A behavior over
time graph (BOTG) is used to show what happens to something over time. Whether it
is changes in the stock market or changes in the sea level, every graph tells a
story. This lesson helps students understand BOTGs. STELLA modeling and simulation
software, allows students to create models and run simulations of systems over time.
The results of simulations are displayed using visual representations such as BOTGs.
Word problems typically give students
a lot of trouble. They have difficulty understanding what is important in the problem
and in translating the words into mathematical equations. In this lesson, students
use STELLA modeling and simulation software to create a visual representation of
a problem involving a class trying to raise money by making school T-shirts.
In this lesson,
students use the basic building blocks of STELLA modeling and simulation software
to create a visual representation of a problem whereby two boys are trying to save
money for an iPod. Graphs showing different saving and spending patterns help students
understand the structure of linear functions.
This lesson expands
upon the Linear Functions lesson by introducing interest rates into an iPod savings
plan. Using STELLA modeling and simulation software, students create a visual representation
of the population dynamics of Malawi to better understand the differences between
linear and exponential functions.
This lesson introduces students to Newton's Law of Cooling through
a scenario driven model titled "Coffee with the President and the Prime Minister".

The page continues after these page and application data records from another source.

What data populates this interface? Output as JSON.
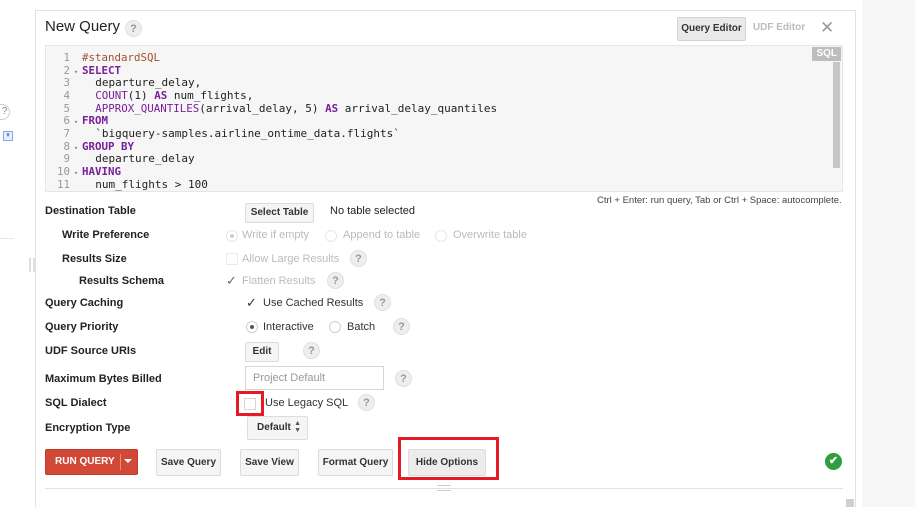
{
  "panel": {
    "title": "New Query",
    "tabs": {
      "query_editor": "Query Editor",
      "udf_editor": "UDF Editor"
    },
    "close_glyph": "✕",
    "help_glyph": "?"
  },
  "editor": {
    "language_badge": "SQL",
    "lines": [
      {
        "num": "1",
        "fold": "",
        "parts": [
          {
            "t": "#standardSQL",
            "c": "cm"
          }
        ]
      },
      {
        "num": "2",
        "fold": "▾",
        "parts": [
          {
            "t": "SELECT",
            "c": "kw"
          }
        ]
      },
      {
        "num": "3",
        "fold": "",
        "parts": [
          {
            "t": "  departure_delay,",
            "c": ""
          }
        ]
      },
      {
        "num": "4",
        "fold": "",
        "parts": [
          {
            "t": "  ",
            "c": ""
          },
          {
            "t": "COUNT",
            "c": "fn"
          },
          {
            "t": "(1) ",
            "c": ""
          },
          {
            "t": "AS",
            "c": "kw"
          },
          {
            "t": " num_flights,",
            "c": ""
          }
        ]
      },
      {
        "num": "5",
        "fold": "",
        "parts": [
          {
            "t": "  ",
            "c": ""
          },
          {
            "t": "APPROX_QUANTILES",
            "c": "fn"
          },
          {
            "t": "(arrival_delay, 5) ",
            "c": ""
          },
          {
            "t": "AS",
            "c": "kw"
          },
          {
            "t": " arrival_delay_quantiles",
            "c": ""
          }
        ]
      },
      {
        "num": "6",
        "fold": "▾",
        "parts": [
          {
            "t": "FROM",
            "c": "kw"
          }
        ]
      },
      {
        "num": "7",
        "fold": "",
        "parts": [
          {
            "t": "  `bigquery-samples.airline_ontime_data.flights`",
            "c": ""
          }
        ]
      },
      {
        "num": "8",
        "fold": "▾",
        "parts": [
          {
            "t": "GROUP BY",
            "c": "kw"
          }
        ]
      },
      {
        "num": "9",
        "fold": "",
        "parts": [
          {
            "t": "  departure_delay",
            "c": ""
          }
        ]
      },
      {
        "num": "10",
        "fold": "▾",
        "parts": [
          {
            "t": "HAVING",
            "c": "kw"
          }
        ]
      },
      {
        "num": "11",
        "fold": "",
        "parts": [
          {
            "t": "  num_flights > 100",
            "c": ""
          }
        ]
      }
    ],
    "shortcut_hint": "Ctrl + Enter: run query, Tab or Ctrl + Space: autocomplete."
  },
  "options": {
    "destination_table": {
      "label": "Destination Table",
      "button": "Select Table",
      "value": "No table selected"
    },
    "write_preference": {
      "label": "Write Preference",
      "options": [
        "Write if empty",
        "Append to table",
        "Overwrite table"
      ],
      "selected": "Write if empty"
    },
    "results_size": {
      "label": "Results Size",
      "option": "Allow Large Results"
    },
    "results_schema": {
      "label": "Results Schema",
      "option": "Flatten Results",
      "checked": true
    },
    "query_caching": {
      "label": "Query Caching",
      "option": "Use Cached Results",
      "checked": true
    },
    "query_priority": {
      "label": "Query Priority",
      "options": [
        "Interactive",
        "Batch"
      ],
      "selected": "Interactive"
    },
    "udf_source_uris": {
      "label": "UDF Source URIs",
      "button": "Edit"
    },
    "maximum_bytes_billed": {
      "label": "Maximum Bytes Billed",
      "placeholder": "Project Default"
    },
    "sql_dialect": {
      "label": "SQL Dialect",
      "option": "Use Legacy SQL",
      "checked": false
    },
    "encryption_type": {
      "label": "Encryption Type",
      "value": "Default"
    }
  },
  "actions": {
    "run_query": "RUN QUERY",
    "save_query": "Save Query",
    "save_view": "Save View",
    "format_query": "Format Query",
    "hide_options": "Hide Options",
    "status_glyph": "✔"
  },
  "colors": {
    "run_button": "#d14836",
    "highlight_box": "#e31b23",
    "status_ok": "#2e9e3f",
    "keyword": "#7a1e99",
    "comment": "#a0522d"
  }
}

Students are able to explore Newton's Law by manipulating temperature differentials
and container insulating capacity.
This lesson explores the concepts
behind a simple pendulum. Investigate what effect, if any, string length, initial
displacement, and pendulum ball mass have on the amplitude, period, and frequency
of the pendulum's motion. Students can also see how the variables of simple harmonic
motion are related
This lesson uses
the "Virtual Bungee Jumping" model to explore the physics of a mass-spring system.
Students can manipulate mass and spring constant (number of bungee cords) and see
the resulting graphs of position vs. time, position vs. velocity, and restoring
force vs. position. In the extended experiments section, initial displacement and
force of gravity can also be manipulated.
The following activities
use STELLA to simulate filling or emptying a rain barrel with water. They were written
by Dr. Edward Gallaher and Diana M. Fisher, author of
Modeling Dynamic Systems: Lessons for a First Course to prepare students
for understanding a model used by medical researchers to study drug assimilation
in the human body.
This lesson uses the STEP function in STELLA to explore what happens
to the volume of water in a rain barrel if you increase/decrease the rate of water
flowing into it. Similarly, the PULSE function is used to simulate the impact of
dumping a bucket of water into a barrel at a specific time.
This lesson focuses on how water
drains out of a rain barrel. Students explore the use of different-sized spigots
to see the impact on the time it takes to drain the barrel.
Combining concepts from the previous two activities, this lesson
guides students to understanding the dynamics of steady state. What impact does
increasing or decreasing the flows have on the time it takes for the level of water
in a rain barrel to remain constant?
Building on the previous activity, this lesson explores what happens
when the outflow of one rain barrel flows into a second barrel.
How does the volume of water in the first barrel affect the volume in the second?